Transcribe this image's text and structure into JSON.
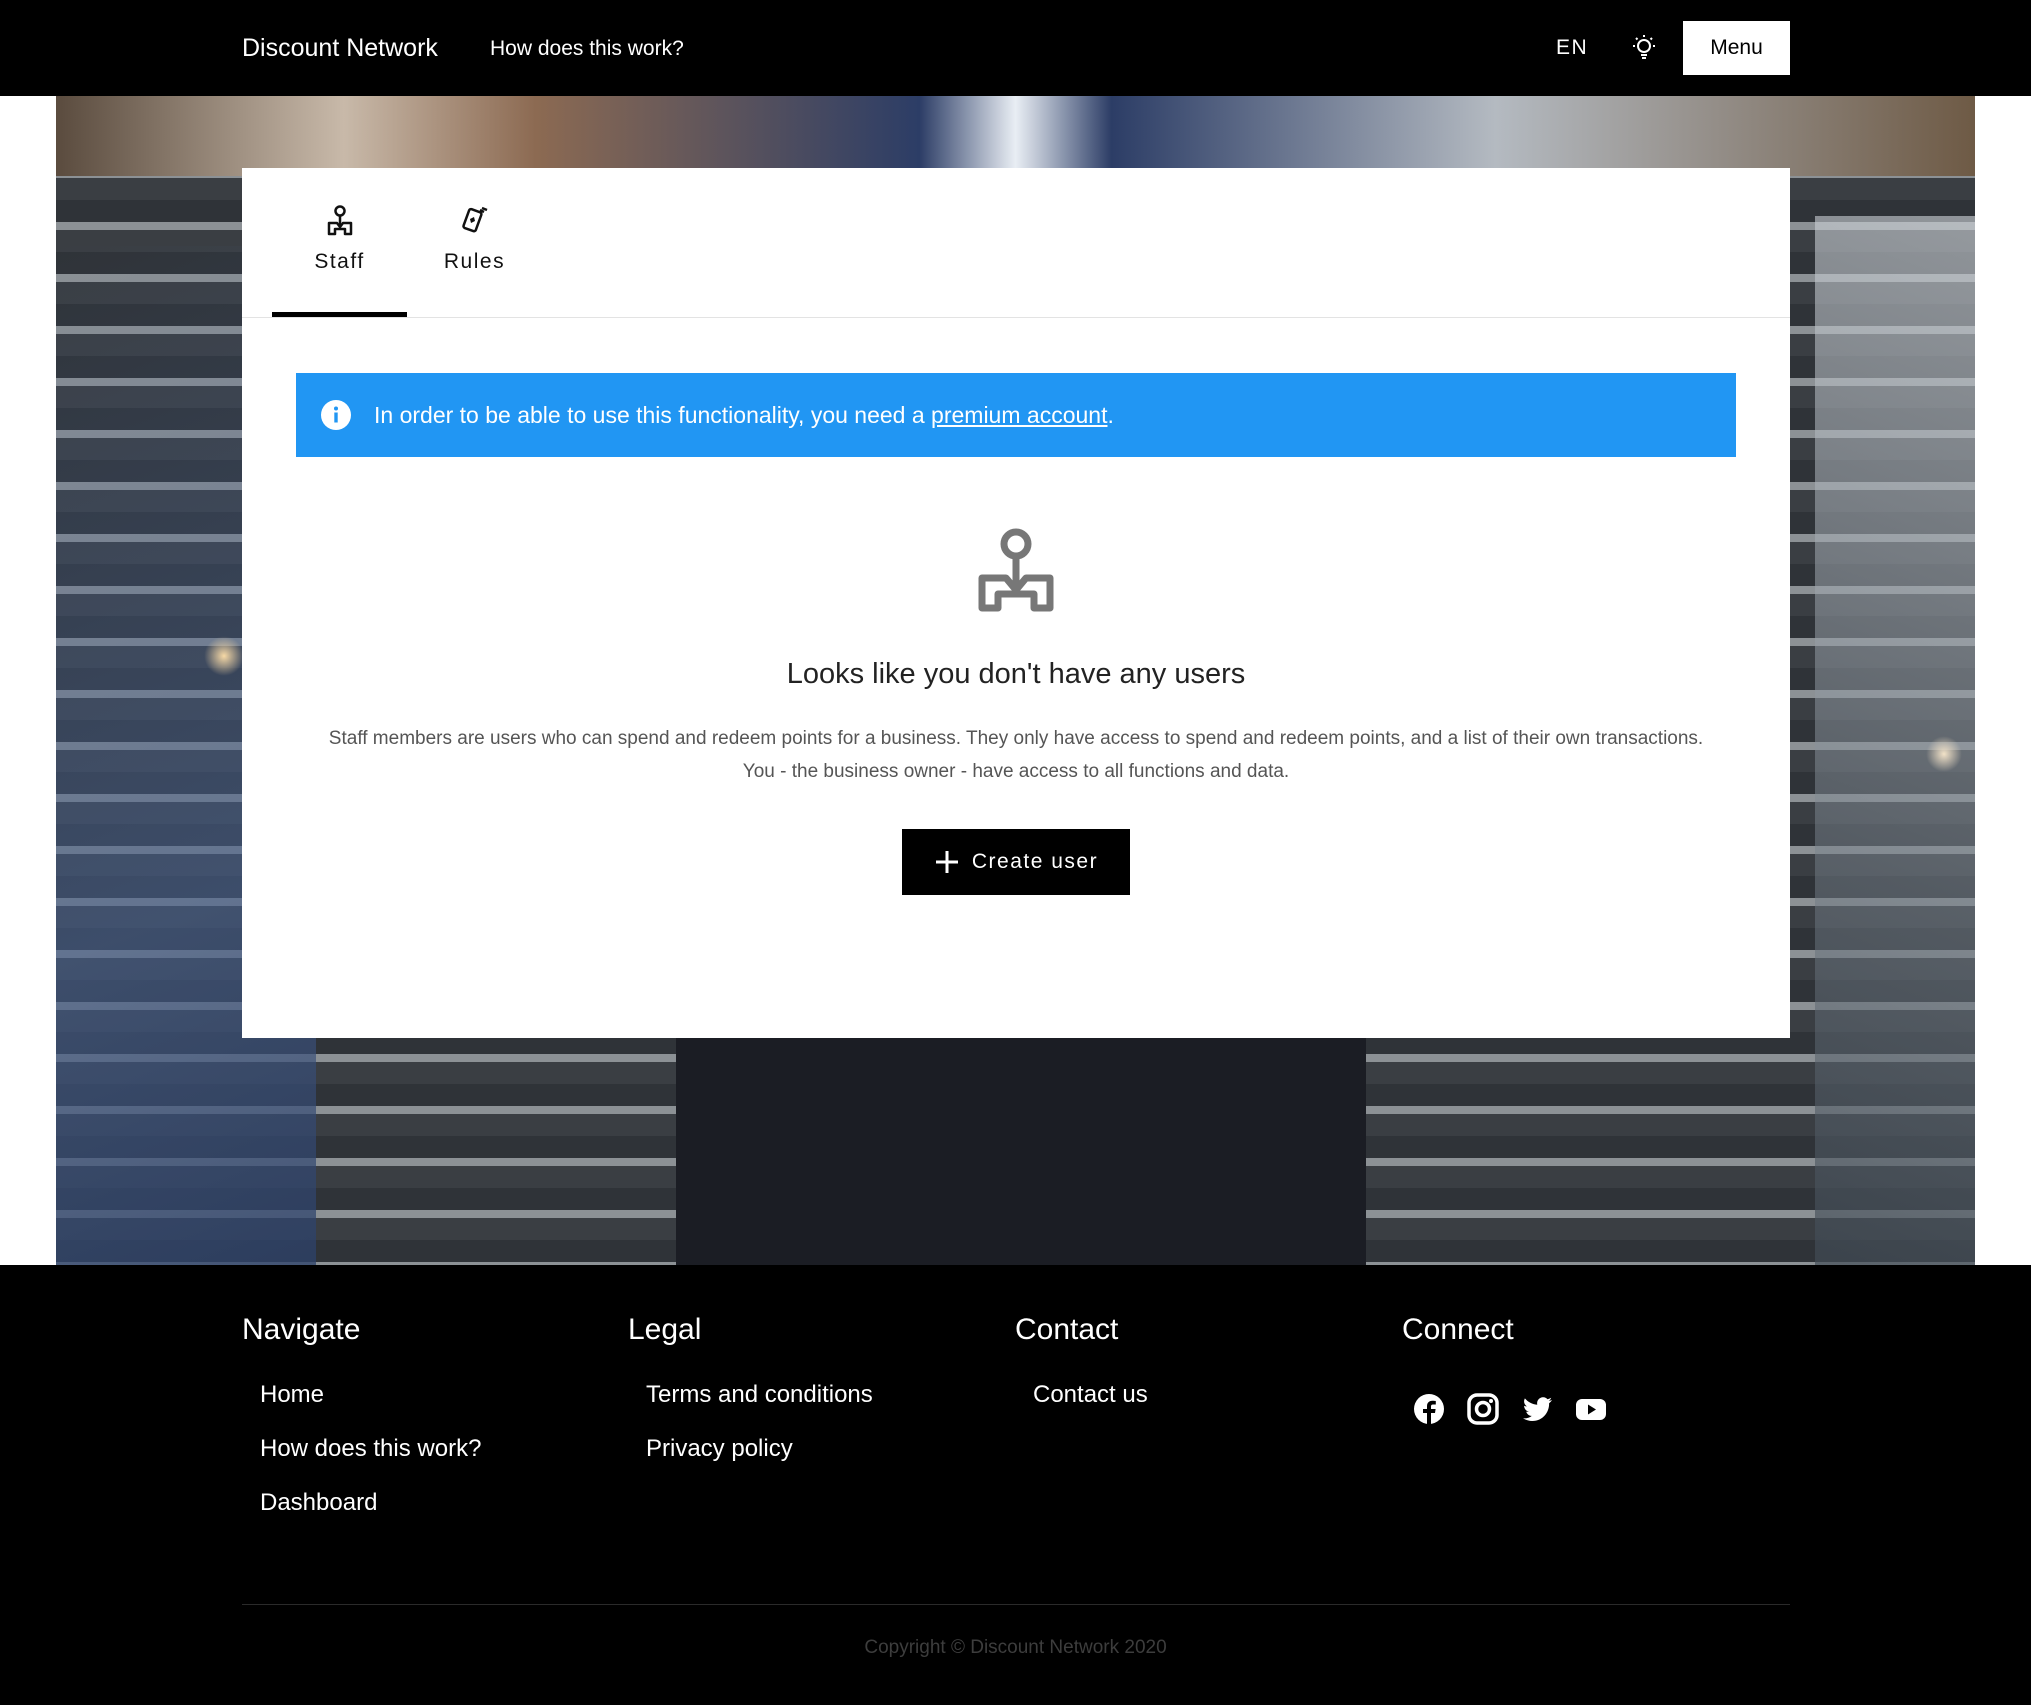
{
  "header": {
    "brand": "Discount Network",
    "how_link": "How does this work?",
    "language": "EN",
    "menu_label": "Menu"
  },
  "tabs": [
    {
      "label": "Staff",
      "icon": "staff-icon",
      "active": true
    },
    {
      "label": "Rules",
      "icon": "cards-icon",
      "active": false
    }
  ],
  "alert": {
    "prefix": "In order to be able to use this functionality, you need a ",
    "link": "premium account",
    "suffix": ".",
    "icon": "info-icon",
    "color": "#2196f3"
  },
  "empty_state": {
    "icon": "staff-icon",
    "title": "Looks like you don't have any users",
    "description": "Staff members are users who can spend and redeem points for a business. They only have access to spend and redeem points, and a list of their own transactions. You - the business owner - have access to all functions and data.",
    "button_label": "Create user"
  },
  "footer": {
    "navigate": {
      "title": "Navigate",
      "items": [
        "Home",
        "How does this work?",
        "Dashboard"
      ]
    },
    "legal": {
      "title": "Legal",
      "items": [
        "Terms and conditions",
        "Privacy policy"
      ]
    },
    "contact": {
      "title": "Contact",
      "items": [
        "Contact us"
      ]
    },
    "connect": {
      "title": "Connect",
      "icons": [
        "facebook-icon",
        "instagram-icon",
        "twitter-icon",
        "youtube-icon"
      ]
    },
    "copyright": "Copyright © Discount Network 2020"
  }
}
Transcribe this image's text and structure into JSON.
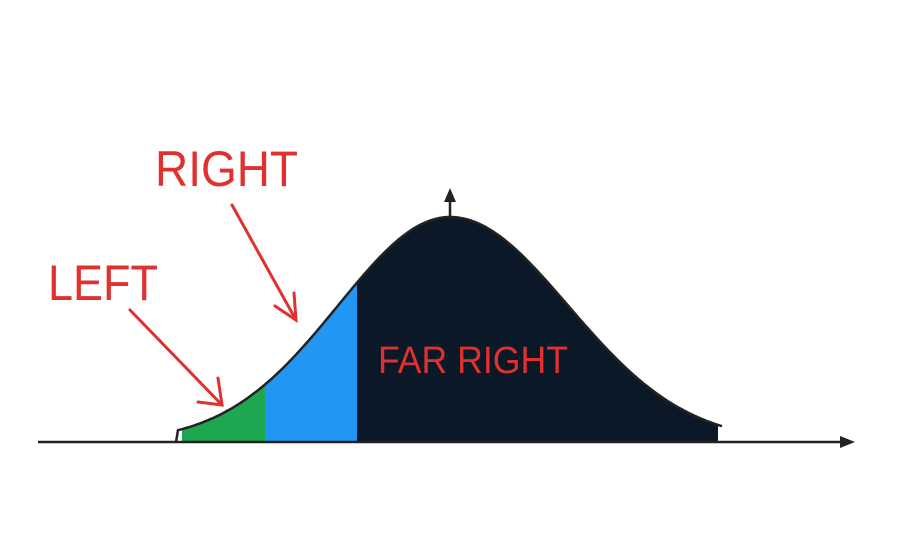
{
  "labels": {
    "left": "LEFT",
    "right": "RIGHT",
    "far_right": "FAR RIGHT"
  },
  "colors": {
    "left_region": "#1fa650",
    "right_region": "#2196f3",
    "far_right_region": "#0b1828",
    "label_text": "#e0312f",
    "axis": "#222222"
  },
  "icons": {
    "x_axis_arrow": "arrow-right-icon",
    "peak_arrow": "arrow-up-icon"
  }
}
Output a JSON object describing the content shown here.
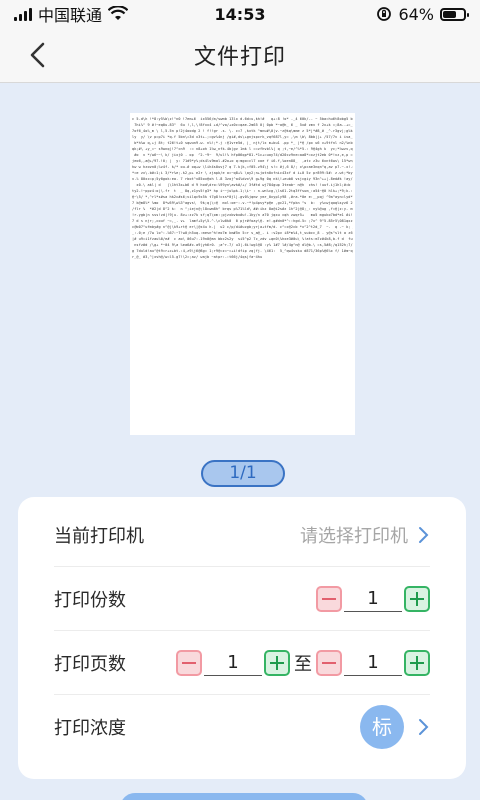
{
  "status_bar": {
    "carrier": "中国联通",
    "time": "14:53",
    "battery": "64%",
    "battery_level": 0.64
  },
  "nav": {
    "title": "文件打印"
  },
  "preview": {
    "page_indicator": "1/1"
  },
  "settings": {
    "printer": {
      "label": "当前打印机",
      "placeholder": "请选择打印机"
    },
    "copies": {
      "label": "打印份数",
      "value": "1"
    },
    "pages": {
      "label": "打印页数",
      "from": "1",
      "to_label": "至",
      "to": "1"
    },
    "density": {
      "label": "打印浓度",
      "badge": "标"
    }
  },
  "colors": {
    "accent": "#3a73c4",
    "badge": "#8ab8ef",
    "minus": "#e2606e",
    "plus": "#1e9b4d"
  }
}
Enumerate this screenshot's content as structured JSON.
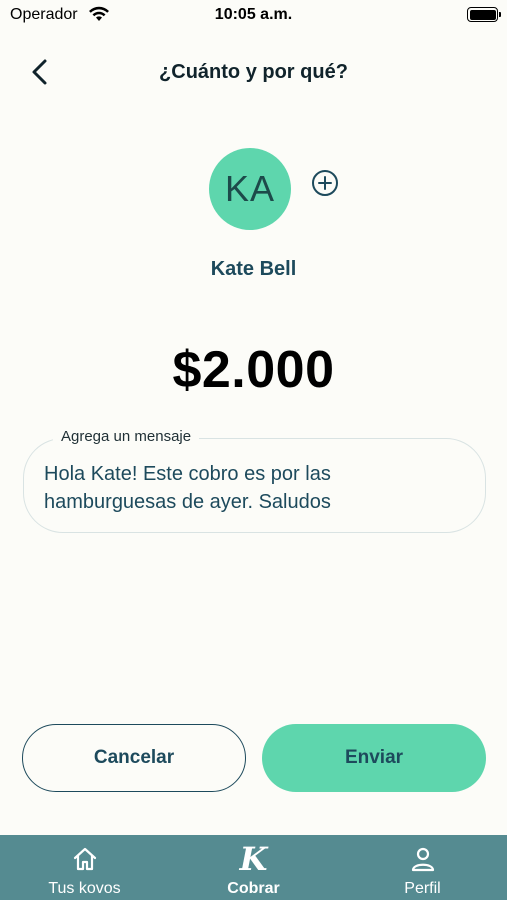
{
  "status_bar": {
    "carrier": "Operador",
    "time": "10:05 a.m.",
    "battery_level": 1.0
  },
  "header": {
    "title": "¿Cuánto y por qué?",
    "back_icon": "chevron-left-icon"
  },
  "contact": {
    "initials": "KA",
    "name": "Kate Bell",
    "avatar_color": "#5ed6ad",
    "add_icon": "plus-circle-icon"
  },
  "amount": "$2.000",
  "message": {
    "label": "Agrega un mensaje",
    "value": "Hola Kate! Este cobro es por las hamburguesas de ayer. Saludos"
  },
  "actions": {
    "cancel_label": "Cancelar",
    "send_label": "Enviar"
  },
  "tab_bar": {
    "tabs": [
      {
        "label": "Tus kovos",
        "icon": "home-icon",
        "active": false
      },
      {
        "label": "Cobrar",
        "icon": "k-logo-icon",
        "logo_text": "K",
        "active": true
      },
      {
        "label": "Perfil",
        "icon": "person-icon",
        "active": false
      }
    ]
  },
  "colors": {
    "background": "#fcfcf8",
    "accent": "#5ed6ad",
    "primary_text": "#1d4a5c",
    "tab_bar": "#558b91"
  }
}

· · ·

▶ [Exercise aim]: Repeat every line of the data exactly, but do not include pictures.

▶ [Exercise answer]:
Transcribe this image's text and structure into JSON.
{
  "header": {
    "brand": "Discount Network",
    "how_link": "How does this work?",
    "language": "EN",
    "menu_label": "Menu"
  },
  "tabs": [
    {
      "label": "Staff",
      "icon": "staff-icon",
      "active": true
    },
    {
      "label": "Rules",
      "icon": "cards-icon",
      "active": false
    }
  ],
  "alert": {
    "prefix": "In order to be able to use this functionality, you need a ",
    "link": "premium account",
    "suffix": ".",
    "icon": "info-icon",
    "color": "#2196f3"
  },
  "empty_state": {
    "icon": "staff-icon",
    "title": "Looks like you don't have any users",
    "description": "Staff members are users who can spend and redeem points for a business. They only have access to spend and redeem points, and a list of their own transactions. You - the business owner - have access to all functions and data.",
    "button_label": "Create user"
  },
  "footer": {
    "navigate": {
      "title": "Navigate",
      "items": [
        "Home",
        "How does this work?",
        "Dashboard"
      ]
    },
    "legal": {
      "title": "Legal",
      "items": [
        "Terms and conditions",
        "Privacy policy"
      ]
    },
    "contact": {
      "title": "Contact",
      "items": [
        "Contact us"
      ]
    },
    "connect": {
      "title": "Connect",
      "icons": [
        "facebook-icon",
        "instagram-icon",
        "twitter-icon",
        "youtube-icon"
      ]
    },
    "copyright": "Copyright © Discount Network 2020"
  }
}
Transcribe this image's text and structure into JSON.
{
  "labels": {
    "left": "LEFT",
    "right": "RIGHT",
    "far_right": "FAR RIGHT"
  },
  "colors": {
    "left_region": "#1fa650",
    "right_region": "#2196f3",
    "far_right_region": "#0b1828",
    "label_text": "#e0312f",
    "axis": "#222222"
  },
  "icons": {
    "x_axis_arrow": "arrow-right-icon",
    "peak_arrow": "arrow-up-icon"
  }
}
Output a JSON object describing the content shown here.
{
  "status_bar": {
    "carrier": "中国联通",
    "time": "14:53",
    "battery": "64%",
    "battery_level": 0.64
  },
  "nav": {
    "title": "文件打印"
  },
  "preview": {
    "page_indicator": "1/1"
  },
  "settings": {
    "printer": {
      "label": "当前打印机",
      "placeholder": "请选择打印机"
    },
    "copies": {
      "label": "打印份数",
      "value": "1"
    },
    "pages": {
      "label": "打印页数",
      "from": "1",
      "to_label": "至",
      "to": "1"
    },
    "density": {
      "label": "打印浓度",
      "badge": "标"
    }
  },
  "colors": {
    "accent": "#3a73c4",
    "badge": "#8ab8ef",
    "minus": "#e2606e",
    "plus": "#1e9b4d"
  }
}
Enumerate this screenshot's content as structured JSON.
{
  "status_bar": {
    "carrier": "Operador",
    "time": "10:05 a.m.",
    "battery_level": 1.0
  },
  "header": {
    "title": "¿Cuánto y por qué?",
    "back_icon": "chevron-left-icon"
  },
  "contact": {
    "initials": "KA",
    "name": "Kate Bell",
    "avatar_color": "#5ed6ad",
    "add_icon": "plus-circle-icon"
  },
  "amount": "$2.000",
  "message": {
    "label": "Agrega un mensaje",
    "value": "Hola Kate! Este cobro es por las hamburguesas de ayer. Saludos"
  },
  "actions": {
    "cancel_label": "Cancelar",
    "send_label": "Enviar"
  },
  "tab_bar": {
    "tabs": [
      {
        "label": "Tus kovos",
        "icon": "home-icon",
        "active": false
      },
      {
        "label": "Cobrar",
        "icon": "k-logo-icon",
        "logo_text": "K",
        "active": true
      },
      {
        "label": "Perfil",
        "icon": "person-icon",
        "active": false
      }
    ]
  },
  "colors": {
    "background": "#fcfcf8",
    "accent": "#5ed6ad",
    "primary_text": "#1d4a5c",
    "tab_bar": "#558b91"
  }
}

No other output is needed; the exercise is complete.